Top of Provided entries

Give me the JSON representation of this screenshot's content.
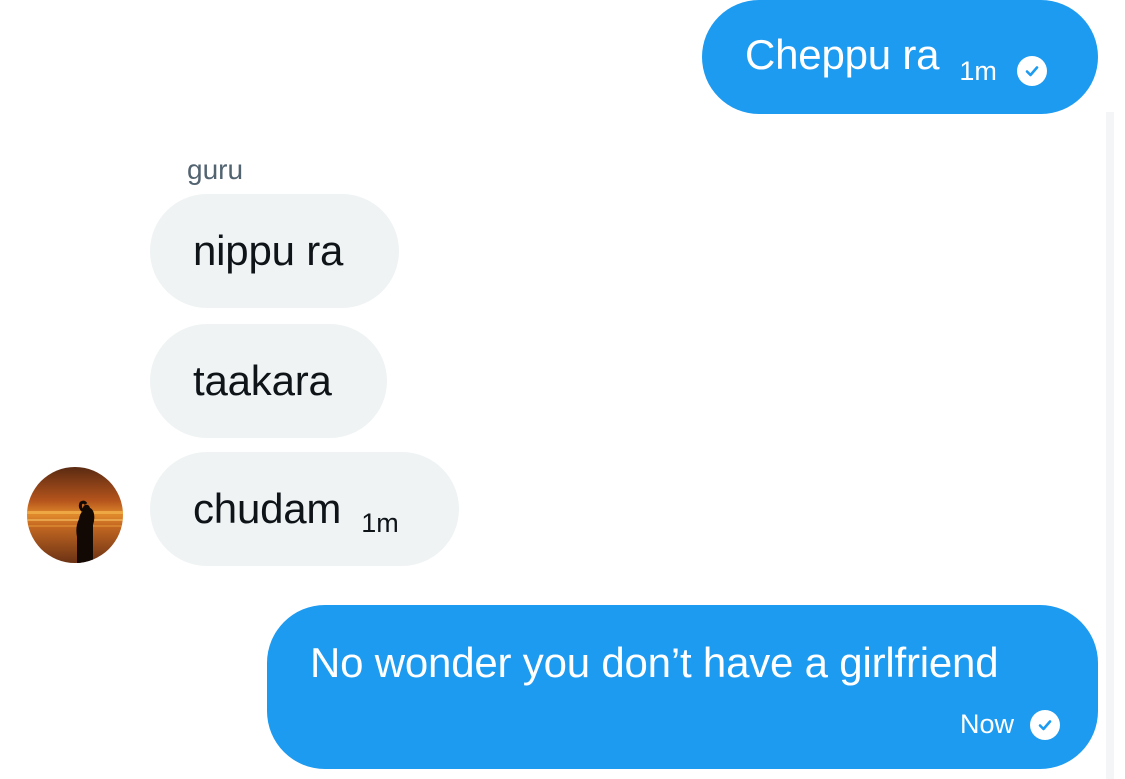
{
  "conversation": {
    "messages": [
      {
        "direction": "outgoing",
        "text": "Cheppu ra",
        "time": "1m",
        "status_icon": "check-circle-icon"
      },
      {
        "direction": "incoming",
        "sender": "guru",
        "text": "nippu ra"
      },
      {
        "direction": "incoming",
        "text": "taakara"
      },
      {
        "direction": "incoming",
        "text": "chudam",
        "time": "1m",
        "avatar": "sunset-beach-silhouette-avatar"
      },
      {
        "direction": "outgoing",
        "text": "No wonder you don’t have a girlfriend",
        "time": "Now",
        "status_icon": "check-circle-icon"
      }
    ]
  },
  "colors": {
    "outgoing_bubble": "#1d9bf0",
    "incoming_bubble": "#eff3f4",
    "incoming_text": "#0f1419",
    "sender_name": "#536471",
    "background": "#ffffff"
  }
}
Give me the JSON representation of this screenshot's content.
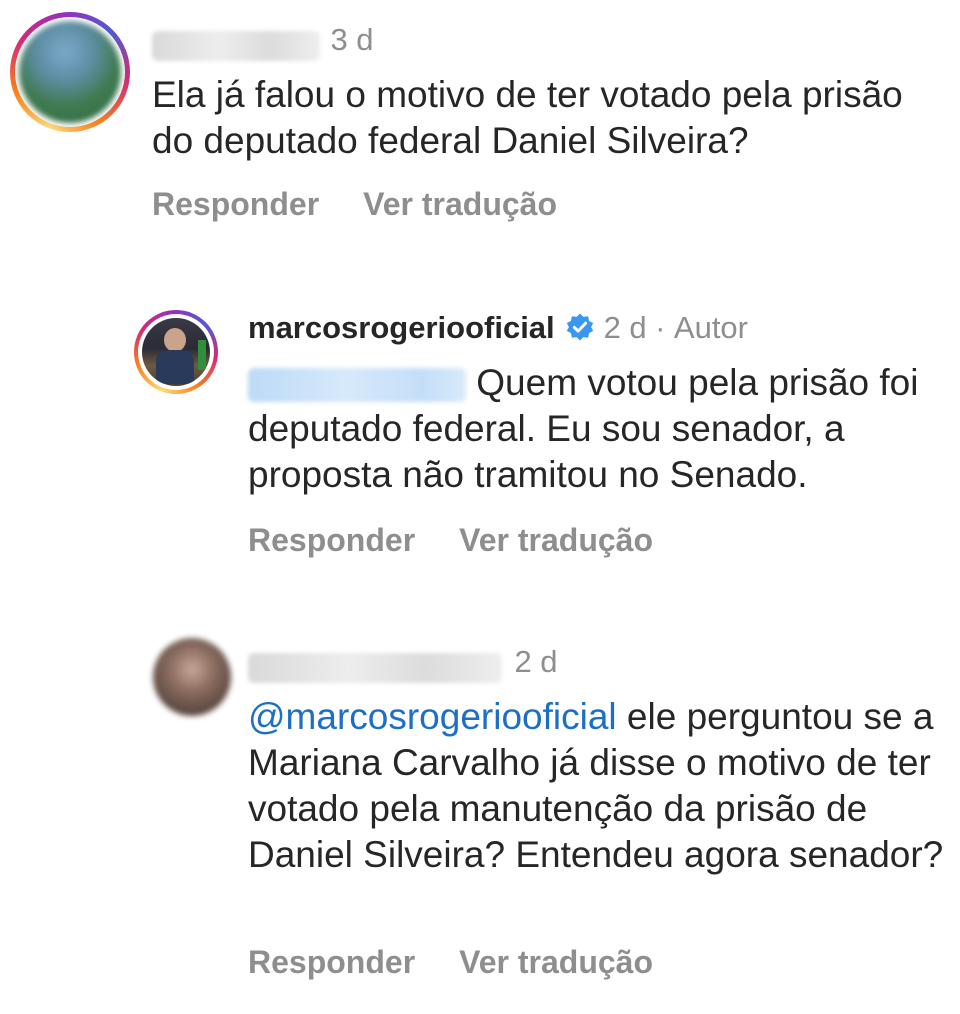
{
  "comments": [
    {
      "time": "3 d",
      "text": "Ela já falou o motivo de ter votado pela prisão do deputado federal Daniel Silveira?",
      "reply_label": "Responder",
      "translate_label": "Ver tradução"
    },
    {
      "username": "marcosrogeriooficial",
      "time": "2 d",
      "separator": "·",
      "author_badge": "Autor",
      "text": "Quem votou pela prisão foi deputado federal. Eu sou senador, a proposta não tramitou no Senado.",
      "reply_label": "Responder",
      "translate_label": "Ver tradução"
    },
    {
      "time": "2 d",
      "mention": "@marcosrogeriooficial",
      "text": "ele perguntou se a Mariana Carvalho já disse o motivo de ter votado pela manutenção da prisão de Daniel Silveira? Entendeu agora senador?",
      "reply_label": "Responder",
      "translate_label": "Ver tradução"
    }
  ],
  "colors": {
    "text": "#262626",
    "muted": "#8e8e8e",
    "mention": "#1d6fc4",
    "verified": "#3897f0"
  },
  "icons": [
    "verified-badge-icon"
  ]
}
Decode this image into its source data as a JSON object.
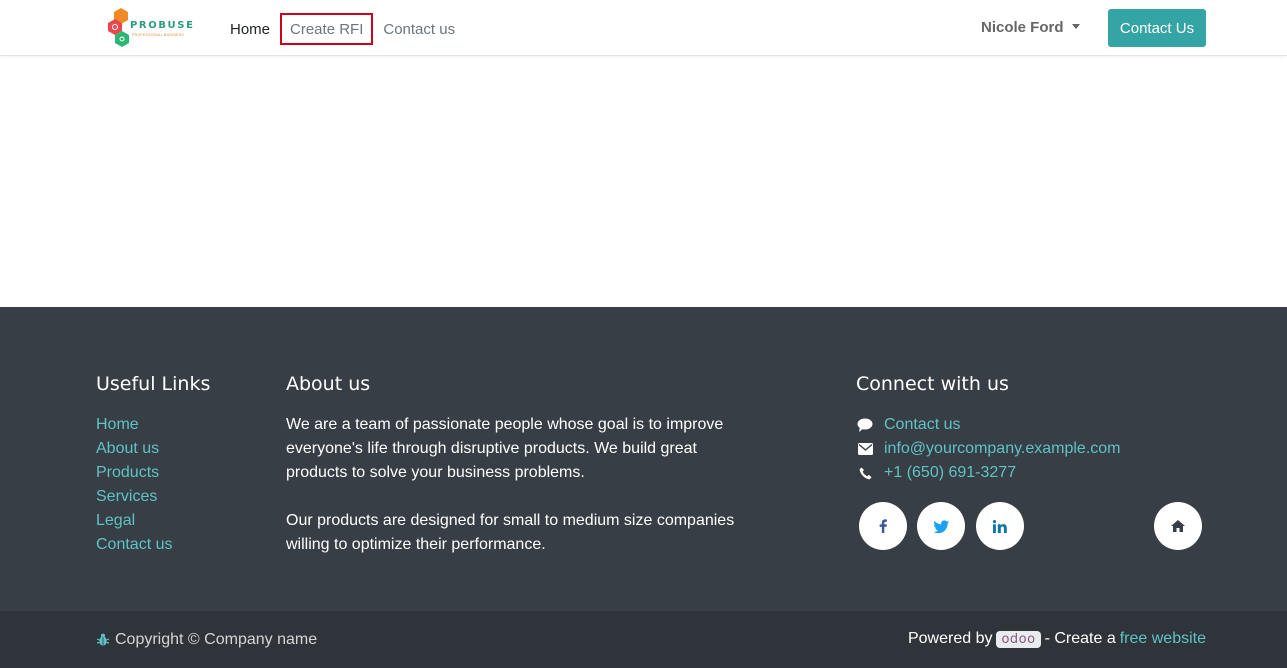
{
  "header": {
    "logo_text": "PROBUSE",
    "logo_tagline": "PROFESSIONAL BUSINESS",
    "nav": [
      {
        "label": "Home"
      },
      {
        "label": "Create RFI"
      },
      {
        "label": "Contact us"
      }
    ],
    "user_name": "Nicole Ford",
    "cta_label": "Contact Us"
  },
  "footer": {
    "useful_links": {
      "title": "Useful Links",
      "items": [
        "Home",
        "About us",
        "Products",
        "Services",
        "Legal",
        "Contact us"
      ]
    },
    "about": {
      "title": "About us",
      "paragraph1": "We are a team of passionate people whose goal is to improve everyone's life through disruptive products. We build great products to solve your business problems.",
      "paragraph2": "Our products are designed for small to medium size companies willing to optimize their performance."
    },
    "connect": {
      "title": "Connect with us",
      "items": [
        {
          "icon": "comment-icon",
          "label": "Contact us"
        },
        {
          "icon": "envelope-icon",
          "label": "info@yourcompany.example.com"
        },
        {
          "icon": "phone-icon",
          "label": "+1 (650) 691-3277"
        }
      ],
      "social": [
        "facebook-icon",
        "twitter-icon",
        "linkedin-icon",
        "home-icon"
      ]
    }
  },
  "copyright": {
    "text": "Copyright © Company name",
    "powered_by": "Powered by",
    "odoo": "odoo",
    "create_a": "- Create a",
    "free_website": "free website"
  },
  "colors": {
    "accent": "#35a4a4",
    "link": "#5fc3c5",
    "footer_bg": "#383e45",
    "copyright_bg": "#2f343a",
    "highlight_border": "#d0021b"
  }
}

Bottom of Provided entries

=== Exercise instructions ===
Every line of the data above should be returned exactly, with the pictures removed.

=== Solution to this task ===
Give me the JSON representation of this screenshot's content.
{
  "conversation": {
    "messages": [
      {
        "direction": "outgoing",
        "text": "Cheppu ra",
        "time": "1m",
        "status_icon": "check-circle-icon"
      },
      {
        "direction": "incoming",
        "sender": "guru",
        "text": "nippu ra"
      },
      {
        "direction": "incoming",
        "text": "taakara"
      },
      {
        "direction": "incoming",
        "text": "chudam",
        "time": "1m",
        "avatar": "sunset-beach-silhouette-avatar"
      },
      {
        "direction": "outgoing",
        "text": "No wonder you don’t have a girlfriend",
        "time": "Now",
        "status_icon": "check-circle-icon"
      }
    ]
  },
  "colors": {
    "outgoing_bubble": "#1d9bf0",
    "incoming_bubble": "#eff3f4",
    "incoming_text": "#0f1419",
    "sender_name": "#536471",
    "background": "#ffffff"
  }
}
Give me the JSON representation of this screenshot's content.
{
  "comments": [
    {
      "time": "3 d",
      "text": "Ela já falou o motivo de ter votado pela prisão do deputado federal Daniel Silveira?",
      "reply_label": "Responder",
      "translate_label": "Ver tradução"
    },
    {
      "username": "marcosrogeriooficial",
      "time": "2 d",
      "separator": "·",
      "author_badge": "Autor",
      "text": "Quem votou pela prisão foi deputado federal. Eu sou senador, a proposta não tramitou no Senado.",
      "reply_label": "Responder",
      "translate_label": "Ver tradução"
    },
    {
      "time": "2 d",
      "mention": "@marcosrogeriooficial",
      "text": "ele perguntou se a Mariana Carvalho já disse o motivo de ter votado pela manutenção da prisão de Daniel Silveira? Entendeu agora senador?",
      "reply_label": "Responder",
      "translate_label": "Ver tradução"
    }
  ],
  "colors": {
    "text": "#262626",
    "muted": "#8e8e8e",
    "mention": "#1d6fc4",
    "verified": "#3897f0"
  },
  "icons": [
    "verified-badge-icon"
  ]
}
Decode this image into its source data as a JSON object.
{
  "header": {
    "logo_text": "PROBUSE",
    "logo_tagline": "PROFESSIONAL BUSINESS",
    "nav": [
      {
        "label": "Home"
      },
      {
        "label": "Create RFI"
      },
      {
        "label": "Contact us"
      }
    ],
    "user_name": "Nicole Ford",
    "cta_label": "Contact Us"
  },
  "footer": {
    "useful_links": {
      "title": "Useful Links",
      "items": [
        "Home",
        "About us",
        "Products",
        "Services",
        "Legal",
        "Contact us"
      ]
    },
    "about": {
      "title": "About us",
      "paragraph1": "We are a team of passionate people whose goal is to improve everyone's life through disruptive products. We build great products to solve your business problems.",
      "paragraph2": "Our products are designed for small to medium size companies willing to optimize their performance."
    },
    "connect": {
      "title": "Connect with us",
      "items": [
        {
          "icon": "comment-icon",
          "label": "Contact us"
        },
        {
          "icon": "envelope-icon",
          "label": "info@yourcompany.example.com"
        },
        {
          "icon": "phone-icon",
          "label": "+1 (650) 691-3277"
        }
      ],
      "social": [
        "facebook-icon",
        "twitter-icon",
        "linkedin-icon",
        "home-icon"
      ]
    }
  },
  "copyright": {
    "text": "Copyright © Company name",
    "powered_by": "Powered by",
    "odoo": "odoo",
    "create_a": "- Create a",
    "free_website": "free website"
  },
  "colors": {
    "accent": "#35a4a4",
    "link": "#5fc3c5",
    "footer_bg": "#383e45",
    "copyright_bg": "#2f343a",
    "highlight_border": "#d0021b"
  }
}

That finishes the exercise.